DIRECTIONS: Repeat the records. Leave nothing out.

* * * * *

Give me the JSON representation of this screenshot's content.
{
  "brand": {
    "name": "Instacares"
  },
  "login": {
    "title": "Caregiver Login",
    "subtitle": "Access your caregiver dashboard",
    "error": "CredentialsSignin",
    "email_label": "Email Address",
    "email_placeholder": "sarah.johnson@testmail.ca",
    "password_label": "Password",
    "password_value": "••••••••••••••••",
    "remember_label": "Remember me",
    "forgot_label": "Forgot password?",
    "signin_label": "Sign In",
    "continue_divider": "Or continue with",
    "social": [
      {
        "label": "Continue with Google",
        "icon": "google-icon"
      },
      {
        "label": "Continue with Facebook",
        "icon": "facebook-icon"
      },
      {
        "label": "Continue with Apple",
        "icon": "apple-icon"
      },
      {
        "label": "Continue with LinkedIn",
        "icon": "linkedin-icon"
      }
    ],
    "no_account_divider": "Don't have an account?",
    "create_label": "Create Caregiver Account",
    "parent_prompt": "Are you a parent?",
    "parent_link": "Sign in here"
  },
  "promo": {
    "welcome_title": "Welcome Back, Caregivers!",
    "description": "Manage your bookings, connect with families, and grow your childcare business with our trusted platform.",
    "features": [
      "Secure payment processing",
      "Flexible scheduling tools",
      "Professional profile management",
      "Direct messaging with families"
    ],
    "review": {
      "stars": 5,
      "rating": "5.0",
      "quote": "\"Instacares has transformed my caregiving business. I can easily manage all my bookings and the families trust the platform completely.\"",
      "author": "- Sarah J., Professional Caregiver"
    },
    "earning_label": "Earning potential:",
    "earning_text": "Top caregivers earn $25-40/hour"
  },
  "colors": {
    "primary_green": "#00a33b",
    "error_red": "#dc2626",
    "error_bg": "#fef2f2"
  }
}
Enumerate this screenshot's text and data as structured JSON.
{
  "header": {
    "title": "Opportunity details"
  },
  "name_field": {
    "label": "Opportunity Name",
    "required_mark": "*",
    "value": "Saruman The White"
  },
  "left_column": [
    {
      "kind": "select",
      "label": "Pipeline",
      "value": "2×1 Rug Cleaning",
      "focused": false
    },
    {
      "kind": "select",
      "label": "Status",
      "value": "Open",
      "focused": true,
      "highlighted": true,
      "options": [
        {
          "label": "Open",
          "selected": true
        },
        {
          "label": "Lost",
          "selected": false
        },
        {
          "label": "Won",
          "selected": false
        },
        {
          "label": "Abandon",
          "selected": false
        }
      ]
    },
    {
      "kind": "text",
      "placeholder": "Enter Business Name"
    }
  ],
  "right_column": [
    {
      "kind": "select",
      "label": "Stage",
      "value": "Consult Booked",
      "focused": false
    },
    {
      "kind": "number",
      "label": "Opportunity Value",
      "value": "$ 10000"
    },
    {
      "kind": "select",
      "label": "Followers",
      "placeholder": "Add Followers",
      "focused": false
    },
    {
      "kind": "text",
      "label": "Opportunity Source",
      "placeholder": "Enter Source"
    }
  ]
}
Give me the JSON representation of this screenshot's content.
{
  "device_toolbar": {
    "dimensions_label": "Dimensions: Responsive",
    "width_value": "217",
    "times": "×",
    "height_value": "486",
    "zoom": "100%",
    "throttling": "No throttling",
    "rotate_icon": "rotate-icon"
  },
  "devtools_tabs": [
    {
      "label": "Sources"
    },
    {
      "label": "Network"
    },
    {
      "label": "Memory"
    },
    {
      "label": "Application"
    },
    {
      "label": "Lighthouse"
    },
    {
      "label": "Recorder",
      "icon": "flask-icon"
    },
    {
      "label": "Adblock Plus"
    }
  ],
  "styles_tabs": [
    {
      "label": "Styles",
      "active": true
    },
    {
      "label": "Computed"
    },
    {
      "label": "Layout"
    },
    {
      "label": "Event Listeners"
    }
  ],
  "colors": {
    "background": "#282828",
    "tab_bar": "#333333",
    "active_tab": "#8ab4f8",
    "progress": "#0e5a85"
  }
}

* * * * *

RESULT:
Give me the JSON representation of this screenshot's content.
{
  "brand": {
    "name": "Instacares"
  },
  "login": {
    "title": "Caregiver Login",
    "subtitle": "Access your caregiver dashboard",
    "error": "CredentialsSignin",
    "email_label": "Email Address",
    "email_placeholder": "sarah.johnson@testmail.ca",
    "password_label": "Password",
    "password_value": "••••••••••••••••",
    "remember_label": "Remember me",
    "forgot_label": "Forgot password?",
    "signin_label": "Sign In",
    "continue_divider": "Or continue with",
    "social": [
      {
        "label": "Continue with Google",
        "icon": "google-icon"
      },
      {
        "label": "Continue with Facebook",
        "icon": "facebook-icon"
      },
      {
        "label": "Continue with Apple",
        "icon": "apple-icon"
      },
      {
        "label": "Continue with LinkedIn",
        "icon": "linkedin-icon"
      }
    ],
    "no_account_divider": "Don't have an account?",
    "create_label": "Create Caregiver Account",
    "parent_prompt": "Are you a parent?",
    "parent_link": "Sign in here"
  },
  "promo": {
    "welcome_title": "Welcome Back, Caregivers!",
    "description": "Manage your bookings, connect with families, and grow your childcare business with our trusted platform.",
    "features": [
      "Secure payment processing",
      "Flexible scheduling tools",
      "Professional profile management",
      "Direct messaging with families"
    ],
    "review": {
      "stars": 5,
      "rating": "5.0",
      "quote": "\"Instacares has transformed my caregiving business. I can easily manage all my bookings and the families trust the platform completely.\"",
      "author": "- Sarah J., Professional Caregiver"
    },
    "earning_label": "Earning potential:",
    "earning_text": "Top caregivers earn $25-40/hour"
  },
  "colors": {
    "primary_green": "#00a33b",
    "error_red": "#dc2626",
    "error_bg": "#fef2f2"
  }
}
Enumerate this screenshot's text and data as structured JSON.
{
  "header": {
    "title": "Opportunity details"
  },
  "name_field": {
    "label": "Opportunity Name",
    "required_mark": "*",
    "value": "Saruman The White"
  },
  "left_column": [
    {
      "kind": "select",
      "label": "Pipeline",
      "value": "2×1 Rug Cleaning",
      "focused": false
    },
    {
      "kind": "select",
      "label": "Status",
      "value": "Open",
      "focused": true,
      "highlighted": true,
      "options": [
        {
          "label": "Open",
          "selected": true
        },
        {
          "label": "Lost",
          "selected": false
        },
        {
          "label": "Won",
          "selected": false
        },
        {
          "label": "Abandon",
          "selected": false
        }
      ]
    },
    {
      "kind": "text",
      "placeholder": "Enter Business Name"
    }
  ],
  "right_column": [
    {
      "kind": "select",
      "label": "Stage",
      "value": "Consult Booked",
      "focused": false
    },
    {
      "kind": "number",
      "label": "Opportunity Value",
      "value": "$ 10000"
    },
    {
      "kind": "select",
      "label": "Followers",
      "placeholder": "Add Followers",
      "focused": false
    },
    {
      "kind": "text",
      "label": "Opportunity Source",
      "placeholder": "Enter Source"
    }
  ]
}
Give me the JSON representation of this screenshot's content.
{
  "device_toolbar": {
    "dimensions_label": "Dimensions: Responsive",
    "width_value": "217",
    "times": "×",
    "height_value": "486",
    "zoom": "100%",
    "throttling": "No throttling",
    "rotate_icon": "rotate-icon"
  },
  "devtools_tabs": [
    {
      "label": "Sources"
    },
    {
      "label": "Network"
    },
    {
      "label": "Memory"
    },
    {
      "label": "Application"
    },
    {
      "label": "Lighthouse"
    },
    {
      "label": "Recorder",
      "icon": "flask-icon"
    },
    {
      "label": "Adblock Plus"
    }
  ],
  "styles_tabs": [
    {
      "label": "Styles",
      "active": true
    },
    {
      "label": "Computed"
    },
    {
      "label": "Layout"
    },
    {
      "label": "Event Listeners"
    }
  ],
  "colors": {
    "background": "#282828",
    "tab_bar": "#333333",
    "active_tab": "#8ab4f8",
    "progress": "#0e5a85"
  }
}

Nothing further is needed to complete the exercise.